Element data from apps and pages

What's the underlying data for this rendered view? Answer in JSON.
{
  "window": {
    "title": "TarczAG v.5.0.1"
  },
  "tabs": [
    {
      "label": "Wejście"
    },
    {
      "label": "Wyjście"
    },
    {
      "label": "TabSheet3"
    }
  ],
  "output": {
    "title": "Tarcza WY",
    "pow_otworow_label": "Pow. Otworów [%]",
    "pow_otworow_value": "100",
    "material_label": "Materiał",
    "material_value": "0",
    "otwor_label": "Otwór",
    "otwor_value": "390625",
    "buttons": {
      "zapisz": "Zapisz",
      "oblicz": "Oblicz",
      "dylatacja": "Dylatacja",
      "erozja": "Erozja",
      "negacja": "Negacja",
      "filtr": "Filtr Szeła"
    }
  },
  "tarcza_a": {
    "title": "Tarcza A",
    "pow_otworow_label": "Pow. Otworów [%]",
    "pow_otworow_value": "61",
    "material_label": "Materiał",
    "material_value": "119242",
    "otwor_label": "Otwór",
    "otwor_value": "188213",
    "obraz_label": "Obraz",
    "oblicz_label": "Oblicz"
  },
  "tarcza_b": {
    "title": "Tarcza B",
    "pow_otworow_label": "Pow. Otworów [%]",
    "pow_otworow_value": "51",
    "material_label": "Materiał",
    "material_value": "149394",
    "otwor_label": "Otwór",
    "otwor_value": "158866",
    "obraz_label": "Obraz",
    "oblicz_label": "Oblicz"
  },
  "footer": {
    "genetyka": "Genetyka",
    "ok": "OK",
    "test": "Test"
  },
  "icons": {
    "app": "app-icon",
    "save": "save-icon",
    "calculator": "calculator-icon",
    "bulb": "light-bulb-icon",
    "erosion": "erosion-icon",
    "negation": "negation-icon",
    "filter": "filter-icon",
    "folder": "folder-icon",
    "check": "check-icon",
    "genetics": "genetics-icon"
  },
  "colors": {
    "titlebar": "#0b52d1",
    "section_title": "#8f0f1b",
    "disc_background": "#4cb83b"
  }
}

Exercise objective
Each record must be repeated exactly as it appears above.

Answer to this task
What's the underlying data for this rendered view? Answer in JSON.
{
  "window": {
    "title": "TarczAG v.5.0.1"
  },
  "tabs": [
    {
      "label": "Wejście"
    },
    {
      "label": "Wyjście"
    },
    {
      "label": "TabSheet3"
    }
  ],
  "output": {
    "title": "Tarcza WY",
    "pow_otworow_label": "Pow. Otworów [%]",
    "pow_otworow_value": "100",
    "material_label": "Materiał",
    "material_value": "0",
    "otwor_label": "Otwór",
    "otwor_value": "390625",
    "buttons": {
      "zapisz": "Zapisz",
      "oblicz": "Oblicz",
      "dylatacja": "Dylatacja",
      "erozja": "Erozja",
      "negacja": "Negacja",
      "filtr": "Filtr Szeła"
    }
  },
  "tarcza_a": {
    "title": "Tarcza A",
    "pow_otworow_label": "Pow. Otworów [%]",
    "pow_otworow_value": "61",
    "material_label": "Materiał",
    "material_value": "119242",
    "otwor_label": "Otwór",
    "otwor_value": "188213",
    "obraz_label": "Obraz",
    "oblicz_label": "Oblicz"
  },
  "tarcza_b": {
    "title": "Tarcza B",
    "pow_otworow_label": "Pow. Otworów [%]",
    "pow_otworow_value": "51",
    "material_label": "Materiał",
    "material_value": "149394",
    "otwor_label": "Otwór",
    "otwor_value": "158866",
    "obraz_label": "Obraz",
    "oblicz_label": "Oblicz"
  },
  "footer": {
    "genetyka": "Genetyka",
    "ok": "OK",
    "test": "Test"
  },
  "icons": {
    "app": "app-icon",
    "save": "save-icon",
    "calculator": "calculator-icon",
    "bulb": "light-bulb-icon",
    "erosion": "erosion-icon",
    "negation": "negation-icon",
    "filter": "filter-icon",
    "folder": "folder-icon",
    "check": "check-icon",
    "genetics": "genetics-icon"
  },
  "colors": {
    "titlebar": "#0b52d1",
    "section_title": "#8f0f1b",
    "disc_background": "#4cb83b"
  }
}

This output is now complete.